CHICAGO – A certifying agency for forensic document examiners failed to convince a federal appellate court that the American Bar Association libeled it by publishing an article that suggested another agency’s graduates were better trained.
The Board of Forensic Document Examiners brought the defamation suit against the ABA, The Judges’ Journal, and Thomas Vastrick in 2016. In the suit, the BFDE and about half of the 14 forensic document examiners it certified claimed an article authored by Vastrick and published in The Judges’ Journal constituted libel, invasion of privacy and deceptive advertising.
The Judges’ Journal is a quarterly publication of the ABA. The article, “Forensic Handwriting Comparison Examination in the Courtroom,” appeared in a 2015 edition dedicated to topics of forensic science judges encounter when qualifying expert witnesses.
The lawsuit notes that Vastrick is certified by a different organization, the American Board of Forensic Document Examiners. Both the BFDE and the ABFDE are accredited by the Forensic Specialties Accreditation Board, a project of the U.S. Department of Justice. At the time the complaint was filed, only 14 experts were certified through BFDE, most of whom work in the private sector, while about 150 were certified through ABFDE, most of whom work in the public sector.
Seventh Circuit Judge Michael Scudder
In his article, Vastrick urged judges to look for experts with ABFDE certification and “be wary of other certifying bodies.” He also implied that the training format employed by the ABFDE is superior to those used by other certifying organizations and that only ABFDE-certified experts are “true professionals.”
After reviewing the complaint, a Chicago district judge found the article, which does not mention BFDE by name, is protected by the First Amendment as an opinion piece.
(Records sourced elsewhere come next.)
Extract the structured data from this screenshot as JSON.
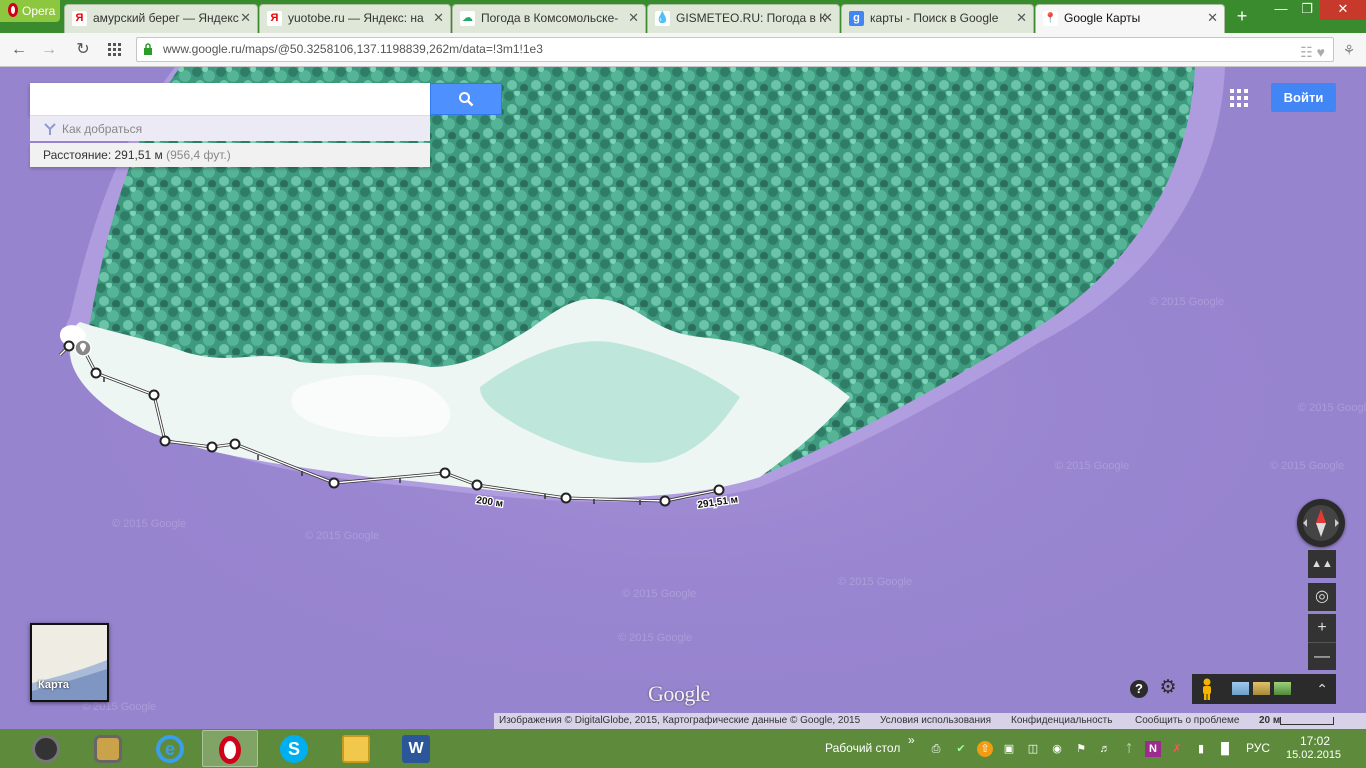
{
  "browser": {
    "opera_label": "Opera",
    "tabs": [
      {
        "title": "амурский берег — Яндекс",
        "favicon": "Я"
      },
      {
        "title": "yuotobe.ru — Яндекс: на",
        "favicon": "Я"
      },
      {
        "title": "Погода в Комсомольске-",
        "favicon": "☁"
      },
      {
        "title": "GISMETEO.RU: Погода в К",
        "favicon": "💧"
      },
      {
        "title": "карты - Поиск в Google",
        "favicon": "g"
      },
      {
        "title": "Google Карты",
        "favicon": "📍"
      }
    ],
    "active_tab": 5,
    "close_glyph": "✕",
    "new_tab_glyph": "+",
    "url": "www.google.ru/maps/@50.3258106,137.1198839,262m/data=!3m1!1e3"
  },
  "search": {
    "placeholder": "",
    "directions_label": "Как добраться",
    "distance_label": "Расстояние: 291,51 м",
    "distance_alt": "(956,4 фут.)"
  },
  "header": {
    "signin_label": "Войти"
  },
  "measurement": {
    "label_mid": "200 м",
    "label_end": "291,51 м"
  },
  "watermark": "© 2015 Google",
  "map_controls": {
    "help_glyph": "?",
    "settings_glyph": "⚙",
    "expand_glyph": "⌃",
    "thumbnail_label": "Карта"
  },
  "google_logo": "Google",
  "attribution": {
    "imagery": "Изображения © DigitalGlobe, 2015, Картографические данные © Google, 2015",
    "terms": "Условия использования",
    "privacy": "Конфиденциальность",
    "report": "Сообщить о проблеме",
    "scale": "20 м"
  },
  "taskbar": {
    "desktop_label": "Рабочий стол",
    "lang": "РУС",
    "time": "17:02",
    "date": "15.02.2015"
  },
  "colors": {
    "water": "#9784cf",
    "forest": "#3e9a7e",
    "beach": "#eef6f3",
    "accent_blue": "#4285f4",
    "taskbar": "#5d8b3b"
  }
}
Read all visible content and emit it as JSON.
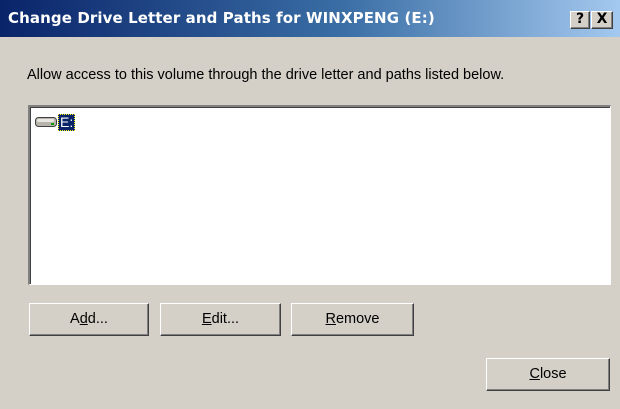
{
  "window": {
    "title": "Change Drive Letter and Paths for WINXPENG (E:)",
    "help_button": "?",
    "close_button": "X"
  },
  "description": "Allow access to this volume through the drive letter and paths listed below.",
  "list": {
    "items": [
      {
        "label": "E:",
        "icon": "drive-icon",
        "selected": true
      }
    ]
  },
  "buttons": {
    "add": {
      "pre": "A",
      "mnemonic": "d",
      "post": "d..."
    },
    "edit": {
      "pre": "",
      "mnemonic": "E",
      "post": "dit..."
    },
    "remove": {
      "pre": "",
      "mnemonic": "R",
      "post": "emove"
    },
    "close": {
      "pre": "",
      "mnemonic": "C",
      "post": "lose"
    }
  },
  "colors": {
    "titlebar_start": "#0a246a",
    "titlebar_end": "#a6caf0",
    "face": "#d4d0c8",
    "selection": "#0a246a"
  }
}
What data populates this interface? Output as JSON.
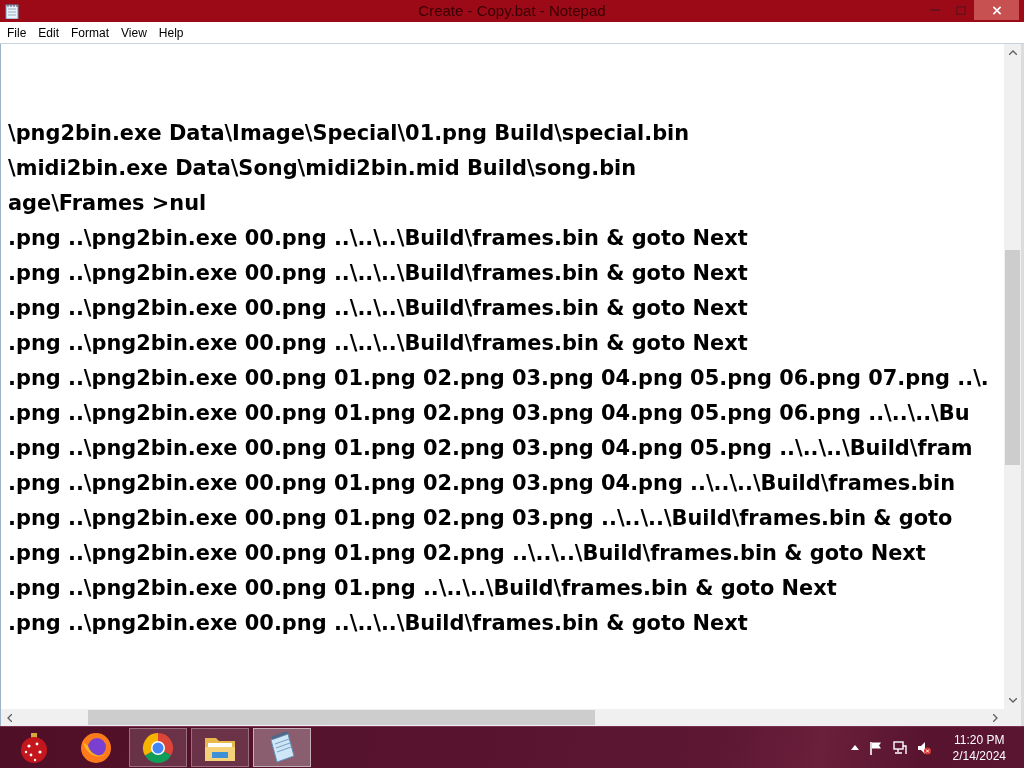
{
  "window": {
    "title": "Create - Copy.bat - Notepad"
  },
  "menu": [
    {
      "label": "File"
    },
    {
      "label": "Edit"
    },
    {
      "label": "Format"
    },
    {
      "label": "View"
    },
    {
      "label": "Help"
    }
  ],
  "editor": {
    "lines": [
      "\\png2bin.exe Data\\Image\\Special\\01.png Build\\special.bin",
      "\\midi2bin.exe Data\\Song\\midi2bin.mid Build\\song.bin",
      "age\\Frames >nul",
      ".png ..\\png2bin.exe 00.png ..\\..\\..\\Build\\frames.bin & goto Next",
      ".png ..\\png2bin.exe 00.png ..\\..\\..\\Build\\frames.bin & goto Next",
      ".png ..\\png2bin.exe 00.png ..\\..\\..\\Build\\frames.bin & goto Next",
      ".png ..\\png2bin.exe 00.png ..\\..\\..\\Build\\frames.bin & goto Next",
      ".png ..\\png2bin.exe 00.png 01.png 02.png 03.png 04.png 05.png 06.png 07.png ..\\.",
      ".png ..\\png2bin.exe 00.png 01.png 02.png 03.png 04.png 05.png 06.png ..\\..\\..\\Bu",
      ".png ..\\png2bin.exe 00.png 01.png 02.png 03.png 04.png 05.png ..\\..\\..\\Build\\fram",
      ".png ..\\png2bin.exe 00.png 01.png 02.png 03.png 04.png ..\\..\\..\\Build\\frames.bin",
      ".png ..\\png2bin.exe 00.png 01.png 02.png 03.png ..\\..\\..\\Build\\frames.bin & goto",
      ".png ..\\png2bin.exe 00.png 01.png 02.png ..\\..\\..\\Build\\frames.bin & goto Next",
      ".png ..\\png2bin.exe 00.png 01.png ..\\..\\..\\Build\\frames.bin & goto Next",
      ".png ..\\png2bin.exe 00.png ..\\..\\..\\Build\\frames.bin & goto Next"
    ]
  },
  "taskbar": {
    "apps": [
      {
        "kind": "ornament",
        "running": false,
        "active": false
      },
      {
        "kind": "fox-browser",
        "running": false,
        "active": false
      },
      {
        "kind": "ring-browser",
        "running": true,
        "active": false
      },
      {
        "kind": "folder",
        "running": true,
        "active": false
      },
      {
        "kind": "notepad",
        "running": true,
        "active": true
      }
    ],
    "tray": {
      "muted": true
    },
    "clock": {
      "time": "11:20 PM",
      "date": "2/14/2024"
    }
  }
}
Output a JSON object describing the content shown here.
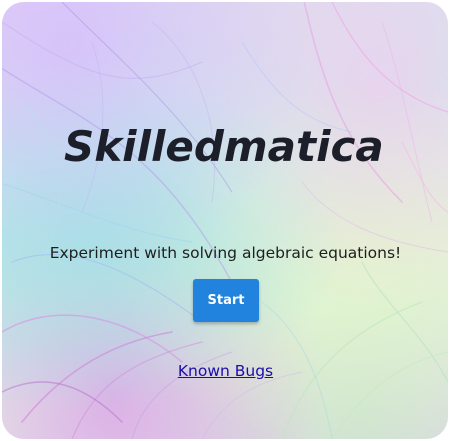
{
  "app": {
    "title": "Skilledmatica",
    "tagline": "Experiment with solving algebraic equations!"
  },
  "actions": {
    "start_label": "Start",
    "known_bugs_label": "Known Bugs"
  },
  "colors": {
    "start_button": "#2183de",
    "link": "#1a0dab",
    "title": "#1c1f29"
  }
}
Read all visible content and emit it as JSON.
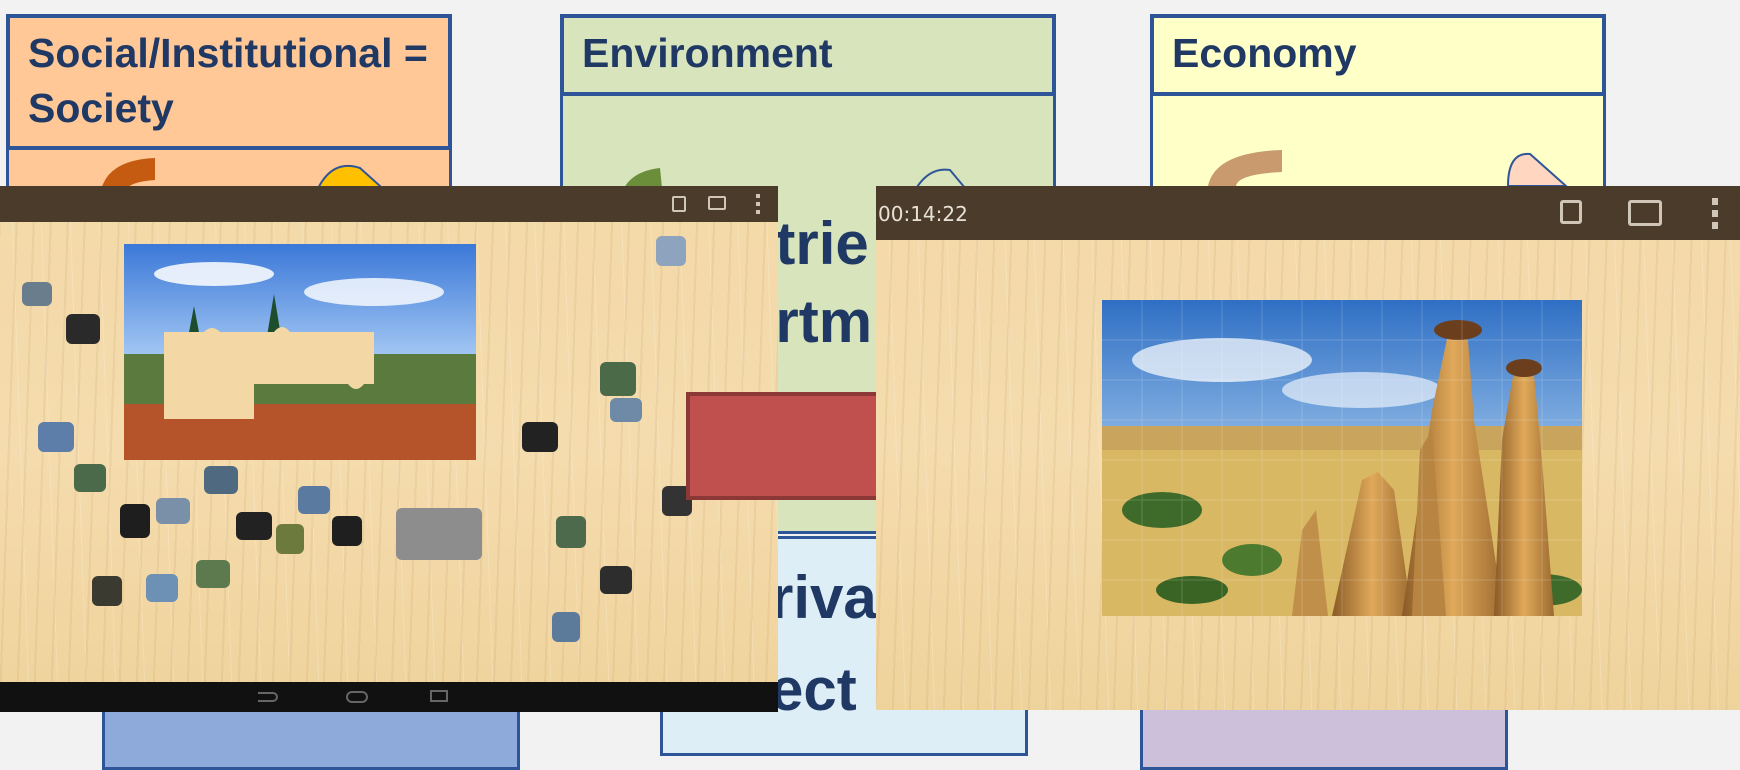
{
  "categories": {
    "social": {
      "title": "Social/Institutional = Society",
      "color": "#ffc896"
    },
    "environment": {
      "title": "Environment",
      "color": "#d8e4bc"
    },
    "economy": {
      "title": "Economy",
      "color": "#ffffc8"
    }
  },
  "background_words": {
    "industries_fragment": "strie",
    "departments_fragment": "artm",
    "private_fragment": "riva",
    "sector_fragment": "ect"
  },
  "left_screenshot": {
    "icons": [
      "lock-icon",
      "image-icon",
      "overflow-menu-icon"
    ],
    "nav_icons": [
      "back-icon",
      "home-icon",
      "recent-apps-icon"
    ]
  },
  "right_screenshot": {
    "timer": "00:14:22",
    "icons": [
      "lock-icon",
      "image-icon",
      "overflow-menu-icon"
    ]
  },
  "colors": {
    "arrow_fill": "#c0504d",
    "arrow_stroke": "#8c3836",
    "box_border": "#2e5597",
    "title_text": "#1f3864"
  }
}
Both the district and appellate courts noted, if the BFDE took issue with Vastrick’s characterization of the industry, the proper venue to contradict him was through a rebuttal piece in the same publication.
That is what the BFDE initially tried to do, according to court documents, but, frustrated with the ABA’s suggested edits, it dropped the rebuttal and filed suit instead.
After the district court dismissed its suit, the BFDE appealed, claiming it was improper that the court applied Illinois law to its claims when each of the plaintiffs is from a different state.
The appellate judges dismissed this allegation, saying there were no conflicts between Illinois law and the laws of the other states in question.
Appellate judges also agreed with the district judge in finding the statements the BFDE contends were defamatory are actually protected speech.
“Opinions that do not misstate facts are protected not only by Illinois law but also by the First Amendment, and that is so even when the opinions concern one of the five defamation per se categories under Illinois law,” Seventh Circuit Judge Michael Scudder Jr. wrote in the court's opinion. “Context is key, as it matters not only what was said, but who said it, where it was said, and the broader setting of the challenged statements.”
Anyone reading Vastrick’s article would be able to tell that The Judges’ Journal is targeted at judges and that the article reflects “but one practicing expert’s view on how judges should attend to their gatekeeping obligations,” Scudder wrote. He noted that in the article, Vastrick spoke in the first person and presented his views as suggestions based upon his personal experience. The statements the BFDE claimed as defamatory were all too vague to be applied to any one target, the court wrote. The magazine itself also carries a note to readers identifying the articles as “the opinions of the authors alone.”
The article’s status as an opinion piece also protects it from the deceptive advertising claim, the court said, as the statute forbids only misrepresentation of fact.
The BFDE, which had sought damages of more than $200,000 per plaintiff, also lost on its appeal of abuse of discretion by the district court. The judge had refused to grant the BFDE leave to amend its complaint, finding that there is no way the allegations could be stated that would overcome the article’s First Amendment protections. The appellate judges agreed, allowing the BFDE to file an amended complaint would have been futile.
The appeal was heard by Scudder, Seventh Circuit Chief Judge Diane P. Wood and Circuit Judge Amy J. St. Eve.
The plaintiffs have been represented in the action by Cobb & Waites PLLC,of Madison, Tenn.
The defendants have been represented by Adams and Reese LLP, of Memphis, Tenn., and Miller Korzenik Sommers, of New York.